At some point in your life, you've stumbled across an unfamiliar show and wondered what brain-dead, crazier-than-a-sack-of-Paula Abduls moron put that on TV.
If it was on CBS, that moron could have been a hung-over frat boy from Maine or a slot-loving granny from Oregon. Or it could have been your co-worker, the one who still insists on asking whether you're workin' hard or hardly workin'.
The network has been testing its new series on Las Vegas audiences for nearly 20 years. But since CBS opened its state-of-the-art research center here six years ago, the city has become the home to essentially all of the network's market research, according to David Poltrack, the executive vice president of research and planning for CBS.

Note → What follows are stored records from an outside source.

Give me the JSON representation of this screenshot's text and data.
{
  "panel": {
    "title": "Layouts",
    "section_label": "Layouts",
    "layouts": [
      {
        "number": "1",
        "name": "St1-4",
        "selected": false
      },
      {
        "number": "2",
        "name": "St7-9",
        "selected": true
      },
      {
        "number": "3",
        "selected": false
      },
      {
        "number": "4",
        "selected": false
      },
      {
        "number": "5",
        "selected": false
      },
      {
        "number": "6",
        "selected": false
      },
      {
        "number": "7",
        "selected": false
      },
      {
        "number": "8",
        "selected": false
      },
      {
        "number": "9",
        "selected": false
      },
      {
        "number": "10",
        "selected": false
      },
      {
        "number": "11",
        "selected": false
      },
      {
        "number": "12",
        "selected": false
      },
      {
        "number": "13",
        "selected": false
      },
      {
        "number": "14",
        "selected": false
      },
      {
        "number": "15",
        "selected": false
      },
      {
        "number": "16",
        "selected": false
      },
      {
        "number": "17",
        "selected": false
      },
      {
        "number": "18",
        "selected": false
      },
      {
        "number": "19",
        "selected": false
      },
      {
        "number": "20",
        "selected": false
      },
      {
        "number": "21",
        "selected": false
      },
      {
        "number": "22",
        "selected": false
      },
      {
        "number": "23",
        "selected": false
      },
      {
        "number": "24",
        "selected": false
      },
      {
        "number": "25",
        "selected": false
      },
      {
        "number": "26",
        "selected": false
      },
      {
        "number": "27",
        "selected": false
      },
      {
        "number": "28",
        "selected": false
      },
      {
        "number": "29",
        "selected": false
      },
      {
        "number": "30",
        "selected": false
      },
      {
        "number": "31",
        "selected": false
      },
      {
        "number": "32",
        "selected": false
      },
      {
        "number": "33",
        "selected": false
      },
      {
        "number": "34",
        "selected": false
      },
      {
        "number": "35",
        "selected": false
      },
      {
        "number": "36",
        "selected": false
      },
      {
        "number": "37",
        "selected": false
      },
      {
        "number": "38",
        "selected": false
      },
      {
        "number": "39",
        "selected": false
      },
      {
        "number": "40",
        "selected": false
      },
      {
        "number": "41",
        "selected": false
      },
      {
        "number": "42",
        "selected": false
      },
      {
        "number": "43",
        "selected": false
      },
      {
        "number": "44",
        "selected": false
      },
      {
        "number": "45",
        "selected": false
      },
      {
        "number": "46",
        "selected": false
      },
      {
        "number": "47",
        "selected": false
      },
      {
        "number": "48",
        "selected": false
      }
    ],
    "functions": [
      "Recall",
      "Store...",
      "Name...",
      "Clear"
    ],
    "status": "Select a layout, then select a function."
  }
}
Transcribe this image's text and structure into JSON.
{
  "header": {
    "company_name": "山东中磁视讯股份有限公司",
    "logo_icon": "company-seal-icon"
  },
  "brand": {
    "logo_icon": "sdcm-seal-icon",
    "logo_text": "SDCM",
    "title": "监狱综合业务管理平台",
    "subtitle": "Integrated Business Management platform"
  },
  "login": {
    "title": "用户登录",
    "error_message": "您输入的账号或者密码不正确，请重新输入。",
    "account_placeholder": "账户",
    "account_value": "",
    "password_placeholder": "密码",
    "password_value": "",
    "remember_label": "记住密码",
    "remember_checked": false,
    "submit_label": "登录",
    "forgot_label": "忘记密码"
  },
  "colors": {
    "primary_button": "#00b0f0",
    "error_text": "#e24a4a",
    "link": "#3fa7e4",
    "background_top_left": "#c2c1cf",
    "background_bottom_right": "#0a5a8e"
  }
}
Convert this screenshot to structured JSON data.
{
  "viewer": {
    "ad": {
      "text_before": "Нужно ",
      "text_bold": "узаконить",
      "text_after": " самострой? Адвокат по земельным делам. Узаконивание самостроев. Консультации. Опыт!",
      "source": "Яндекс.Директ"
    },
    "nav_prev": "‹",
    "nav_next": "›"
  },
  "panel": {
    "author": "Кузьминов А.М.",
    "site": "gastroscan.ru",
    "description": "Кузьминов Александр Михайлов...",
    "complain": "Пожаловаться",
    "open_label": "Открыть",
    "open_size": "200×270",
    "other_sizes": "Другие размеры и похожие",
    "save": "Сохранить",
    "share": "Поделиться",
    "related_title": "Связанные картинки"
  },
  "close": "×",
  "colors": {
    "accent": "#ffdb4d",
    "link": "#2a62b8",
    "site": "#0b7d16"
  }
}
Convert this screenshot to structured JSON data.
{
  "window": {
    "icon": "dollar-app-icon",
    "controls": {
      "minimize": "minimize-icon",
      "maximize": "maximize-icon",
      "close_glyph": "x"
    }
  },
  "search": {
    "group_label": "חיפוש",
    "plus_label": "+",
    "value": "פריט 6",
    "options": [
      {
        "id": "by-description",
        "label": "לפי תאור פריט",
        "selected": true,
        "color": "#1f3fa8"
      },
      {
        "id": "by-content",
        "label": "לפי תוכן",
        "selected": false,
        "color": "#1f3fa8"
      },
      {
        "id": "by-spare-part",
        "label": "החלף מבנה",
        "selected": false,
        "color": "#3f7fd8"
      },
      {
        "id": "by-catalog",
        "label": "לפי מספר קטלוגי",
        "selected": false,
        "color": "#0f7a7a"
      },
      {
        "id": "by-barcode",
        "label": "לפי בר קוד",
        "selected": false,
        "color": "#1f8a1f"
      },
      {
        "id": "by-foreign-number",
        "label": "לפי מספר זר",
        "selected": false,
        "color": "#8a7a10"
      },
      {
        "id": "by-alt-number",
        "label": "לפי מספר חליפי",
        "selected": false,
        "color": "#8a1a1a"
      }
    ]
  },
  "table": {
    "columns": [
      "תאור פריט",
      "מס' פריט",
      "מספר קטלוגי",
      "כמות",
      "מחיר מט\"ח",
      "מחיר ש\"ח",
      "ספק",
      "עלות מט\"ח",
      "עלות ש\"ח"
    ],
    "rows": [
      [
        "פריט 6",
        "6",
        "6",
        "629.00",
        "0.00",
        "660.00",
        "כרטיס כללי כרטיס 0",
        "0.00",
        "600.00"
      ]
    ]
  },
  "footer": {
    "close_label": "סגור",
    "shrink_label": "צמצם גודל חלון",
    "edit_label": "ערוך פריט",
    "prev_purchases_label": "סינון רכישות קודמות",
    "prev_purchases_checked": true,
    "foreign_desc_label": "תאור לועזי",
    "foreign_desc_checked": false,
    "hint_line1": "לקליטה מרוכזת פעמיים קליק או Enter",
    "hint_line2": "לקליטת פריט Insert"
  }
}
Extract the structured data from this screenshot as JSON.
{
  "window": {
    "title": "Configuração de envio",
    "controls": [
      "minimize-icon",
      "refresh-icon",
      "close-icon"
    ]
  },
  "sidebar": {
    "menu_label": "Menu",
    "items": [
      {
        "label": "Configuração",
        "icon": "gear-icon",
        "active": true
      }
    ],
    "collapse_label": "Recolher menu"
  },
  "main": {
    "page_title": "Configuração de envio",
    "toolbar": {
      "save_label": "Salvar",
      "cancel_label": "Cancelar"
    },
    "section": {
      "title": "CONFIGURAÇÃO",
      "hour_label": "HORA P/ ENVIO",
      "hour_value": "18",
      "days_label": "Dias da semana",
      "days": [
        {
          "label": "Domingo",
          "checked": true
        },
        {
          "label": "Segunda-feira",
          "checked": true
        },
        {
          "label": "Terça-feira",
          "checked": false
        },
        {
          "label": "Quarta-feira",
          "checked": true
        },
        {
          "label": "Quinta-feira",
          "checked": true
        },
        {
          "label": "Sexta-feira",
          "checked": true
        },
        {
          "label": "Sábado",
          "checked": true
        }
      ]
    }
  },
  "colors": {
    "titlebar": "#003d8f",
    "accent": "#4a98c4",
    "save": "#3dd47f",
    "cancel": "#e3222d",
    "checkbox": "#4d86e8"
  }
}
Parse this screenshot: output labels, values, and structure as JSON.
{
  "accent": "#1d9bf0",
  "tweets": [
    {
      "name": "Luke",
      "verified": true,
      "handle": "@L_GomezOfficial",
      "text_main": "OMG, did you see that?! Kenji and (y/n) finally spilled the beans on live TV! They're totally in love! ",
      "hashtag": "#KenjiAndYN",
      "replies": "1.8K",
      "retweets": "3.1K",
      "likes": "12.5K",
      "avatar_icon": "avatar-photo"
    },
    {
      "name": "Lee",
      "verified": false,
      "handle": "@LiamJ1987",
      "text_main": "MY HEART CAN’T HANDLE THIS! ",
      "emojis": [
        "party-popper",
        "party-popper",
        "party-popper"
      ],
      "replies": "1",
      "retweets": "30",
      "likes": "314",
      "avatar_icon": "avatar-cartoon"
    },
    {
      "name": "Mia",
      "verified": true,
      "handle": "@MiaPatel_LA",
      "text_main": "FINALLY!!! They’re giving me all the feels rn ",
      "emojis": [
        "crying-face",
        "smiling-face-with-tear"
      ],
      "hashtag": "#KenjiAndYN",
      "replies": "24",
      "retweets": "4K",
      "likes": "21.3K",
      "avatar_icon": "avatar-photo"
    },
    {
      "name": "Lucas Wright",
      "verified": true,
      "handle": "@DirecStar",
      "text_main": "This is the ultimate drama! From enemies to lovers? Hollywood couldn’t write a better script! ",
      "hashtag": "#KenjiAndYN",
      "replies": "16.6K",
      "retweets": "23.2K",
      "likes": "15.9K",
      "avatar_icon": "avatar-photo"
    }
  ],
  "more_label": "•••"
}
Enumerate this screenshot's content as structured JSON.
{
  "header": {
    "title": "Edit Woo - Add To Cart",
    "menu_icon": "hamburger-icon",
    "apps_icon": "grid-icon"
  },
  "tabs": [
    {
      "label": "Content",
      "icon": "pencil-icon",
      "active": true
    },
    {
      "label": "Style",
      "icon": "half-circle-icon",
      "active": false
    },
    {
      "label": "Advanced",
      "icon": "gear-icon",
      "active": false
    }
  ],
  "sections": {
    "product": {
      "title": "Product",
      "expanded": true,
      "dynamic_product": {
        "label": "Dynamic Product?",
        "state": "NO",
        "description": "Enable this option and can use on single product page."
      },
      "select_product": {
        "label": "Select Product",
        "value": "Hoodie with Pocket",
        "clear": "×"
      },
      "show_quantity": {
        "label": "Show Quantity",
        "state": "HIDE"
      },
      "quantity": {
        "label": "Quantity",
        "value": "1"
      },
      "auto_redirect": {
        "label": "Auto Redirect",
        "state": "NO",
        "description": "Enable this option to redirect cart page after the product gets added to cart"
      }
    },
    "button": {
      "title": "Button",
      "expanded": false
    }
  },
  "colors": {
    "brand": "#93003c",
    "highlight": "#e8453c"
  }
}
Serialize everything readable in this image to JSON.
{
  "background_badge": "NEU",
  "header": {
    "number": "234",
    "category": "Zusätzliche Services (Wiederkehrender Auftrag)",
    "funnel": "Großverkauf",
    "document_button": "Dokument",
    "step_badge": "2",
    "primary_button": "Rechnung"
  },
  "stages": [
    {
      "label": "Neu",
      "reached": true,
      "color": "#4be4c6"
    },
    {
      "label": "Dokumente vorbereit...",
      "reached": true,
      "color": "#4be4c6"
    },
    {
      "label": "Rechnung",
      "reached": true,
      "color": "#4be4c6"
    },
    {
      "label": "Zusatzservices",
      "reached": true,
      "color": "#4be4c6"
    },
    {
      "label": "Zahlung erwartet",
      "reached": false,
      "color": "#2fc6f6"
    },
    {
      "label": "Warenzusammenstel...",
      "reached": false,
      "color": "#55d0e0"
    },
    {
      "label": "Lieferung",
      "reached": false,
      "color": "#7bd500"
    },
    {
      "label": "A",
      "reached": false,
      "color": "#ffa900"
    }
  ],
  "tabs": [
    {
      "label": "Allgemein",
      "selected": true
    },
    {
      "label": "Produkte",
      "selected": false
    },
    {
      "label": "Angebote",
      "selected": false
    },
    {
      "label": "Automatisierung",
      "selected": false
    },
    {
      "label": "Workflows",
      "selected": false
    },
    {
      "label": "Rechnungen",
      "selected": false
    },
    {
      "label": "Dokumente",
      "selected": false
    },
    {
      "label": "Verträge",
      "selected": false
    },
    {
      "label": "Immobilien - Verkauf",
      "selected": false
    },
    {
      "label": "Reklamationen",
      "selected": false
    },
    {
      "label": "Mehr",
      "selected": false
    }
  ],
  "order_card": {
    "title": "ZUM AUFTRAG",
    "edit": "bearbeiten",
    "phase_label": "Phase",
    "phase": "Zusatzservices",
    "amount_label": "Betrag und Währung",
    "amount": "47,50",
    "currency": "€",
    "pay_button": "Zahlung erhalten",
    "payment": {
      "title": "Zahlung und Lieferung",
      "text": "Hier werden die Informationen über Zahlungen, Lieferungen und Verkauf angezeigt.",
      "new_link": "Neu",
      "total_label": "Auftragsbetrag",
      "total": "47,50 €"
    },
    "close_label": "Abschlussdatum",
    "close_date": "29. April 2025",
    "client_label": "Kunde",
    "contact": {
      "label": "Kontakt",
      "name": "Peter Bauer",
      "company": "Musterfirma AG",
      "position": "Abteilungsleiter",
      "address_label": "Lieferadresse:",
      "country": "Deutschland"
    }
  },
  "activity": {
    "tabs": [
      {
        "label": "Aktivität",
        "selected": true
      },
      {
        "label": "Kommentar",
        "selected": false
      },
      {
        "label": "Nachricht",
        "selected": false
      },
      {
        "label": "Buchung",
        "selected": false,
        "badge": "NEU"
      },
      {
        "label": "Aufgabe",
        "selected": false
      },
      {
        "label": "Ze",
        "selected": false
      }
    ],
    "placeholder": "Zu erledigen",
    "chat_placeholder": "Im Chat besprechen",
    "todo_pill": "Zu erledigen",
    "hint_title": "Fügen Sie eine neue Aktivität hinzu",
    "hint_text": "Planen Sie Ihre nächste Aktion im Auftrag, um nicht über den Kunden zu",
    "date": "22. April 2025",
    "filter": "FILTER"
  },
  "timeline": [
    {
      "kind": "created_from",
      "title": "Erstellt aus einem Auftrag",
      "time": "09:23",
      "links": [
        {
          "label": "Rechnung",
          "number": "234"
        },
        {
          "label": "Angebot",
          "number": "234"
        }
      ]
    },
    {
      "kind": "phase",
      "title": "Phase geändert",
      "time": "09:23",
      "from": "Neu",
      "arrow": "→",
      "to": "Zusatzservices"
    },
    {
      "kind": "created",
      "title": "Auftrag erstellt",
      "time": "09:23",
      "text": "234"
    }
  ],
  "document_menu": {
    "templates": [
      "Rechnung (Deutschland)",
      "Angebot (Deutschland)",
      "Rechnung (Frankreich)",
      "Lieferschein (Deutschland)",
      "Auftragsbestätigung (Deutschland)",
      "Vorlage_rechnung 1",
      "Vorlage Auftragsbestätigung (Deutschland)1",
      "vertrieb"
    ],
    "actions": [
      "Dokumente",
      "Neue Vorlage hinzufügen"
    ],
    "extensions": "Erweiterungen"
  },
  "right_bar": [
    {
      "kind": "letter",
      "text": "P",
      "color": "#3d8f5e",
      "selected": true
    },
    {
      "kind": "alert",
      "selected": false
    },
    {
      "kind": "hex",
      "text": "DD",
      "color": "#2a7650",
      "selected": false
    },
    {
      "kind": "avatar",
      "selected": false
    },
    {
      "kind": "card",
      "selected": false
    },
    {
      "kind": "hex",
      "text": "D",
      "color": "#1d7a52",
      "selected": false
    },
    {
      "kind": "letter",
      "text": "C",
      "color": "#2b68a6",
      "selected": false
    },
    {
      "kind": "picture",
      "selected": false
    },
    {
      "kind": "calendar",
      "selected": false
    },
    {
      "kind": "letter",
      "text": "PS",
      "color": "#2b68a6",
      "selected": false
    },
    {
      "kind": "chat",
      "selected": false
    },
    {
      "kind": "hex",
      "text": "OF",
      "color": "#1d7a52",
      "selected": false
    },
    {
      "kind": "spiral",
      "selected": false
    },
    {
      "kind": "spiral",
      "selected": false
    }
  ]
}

You've probably seen Television City, tucked deep in the bowels of the MGM Grand, past the food court. But, having walked the Strip a few times, you'd sooner take a beating than a flier from a stranger and likely had no idea what lay inside.
Here's your chance to find out.
For the next two weeks, you can see an episode of one of the 25 to 30 series CBS and its sister network, The CW, are considering for the fall. Turn a dial up when you see something you like, turn it down when you see something you don't, and answer a few questions. You'll leave with a Starbucks coupon, a monorail pass, a $10 gift certificate to the Television City gift shop, and the satisfaction of knowing you helped put a show you loved on the air or helped keep one you hated from seeing the light of day.
Although the city was chosen based on its number of tourists, who made up the majority of the 68,000 Television City participants last year, locals always are welcome, Poltrack says. That's primarily because most "locals" aren't from here, anyway. "So it's a good test market, even if you never talk to anyone on the Strip," he says, "and just talk to people in Summerlin and Henderson and Green Valley." (Test America operates TV-testing facilities in The Venetian and Planet Hollywood Resort, but they're off-limits to locals during these weeks known as pilot season.)
Each pilot is shown to 225 volunteers. Their feedback is given to producers, who make a few tweaks before another 225 volunteers see it. Two 12-person focus groups are chosen from those volunteers to give more in-depth analysis.
All that data plays a role in deciding which series make it on the air, and that's where things could get a little scary.
Yes, TV is a business, but popularity can be a dangerous tool. I doubt you could get even that one-man hyperbole machine Ryan Seacrest to say that "American Idol," far and away TV's most-watched show, is far and away its best. Likewise, you'd surely find few credible voices who'd say year-end chart-toppers "Pirates of the Caribbean: Dead Man's Chest" and Daniel Powter's "Bad Day" were the best movie and song of 2006.
If you're picking shows based solely on what's popular, you'd go with a singing, dancing extravaganza about a group of doctors, one of whom has a drug habit and a limp, who sleep around and solve crimes on a mysterious island with the help of an adorable Asian who can stop time. It would test through the roof. It just wouldn't be very good.
Thankfully, the selection process isn't that cut and dried. Poltrack, in town for last week's National Association of Broadcasters convention, says a good executive can make the right call on a series 75 percent of the time based solely on experience. "But the ones that are the hardest to call," he says, "are the ones that sometimes go on to be the biggest hits."
That's where the research fits in. Take "CSI: Crime Scene Investigation," the greatest success story to come out of Las Vegas testing. Nobody at CBS knew what to make of the series until Vegas tourists ate it up. Those numbers inspired the network to give the series a chance, and CBS rode it and the crime dramas it inspired to the top of the ratings.
When it isn't testing new series, Television City's research focuses on those that already are on the air and what Poltrack calls the diagnostic aspect: which characters does the public want to see more or less of, should certain characters become romantically involved, that sort of thing.
Most of the network's successful shows, he says, "have made changes in tone and in casting that are reflective of the input that we got from the public."
So even if you can't make it down there during these next two weeks, you can still make a difference. After all, somebody has to cancel out those morons' opinions.
Christopher Lawrence's Life on the Couch column appears on Mondays. E-mail him at firstname.lastname@example.org.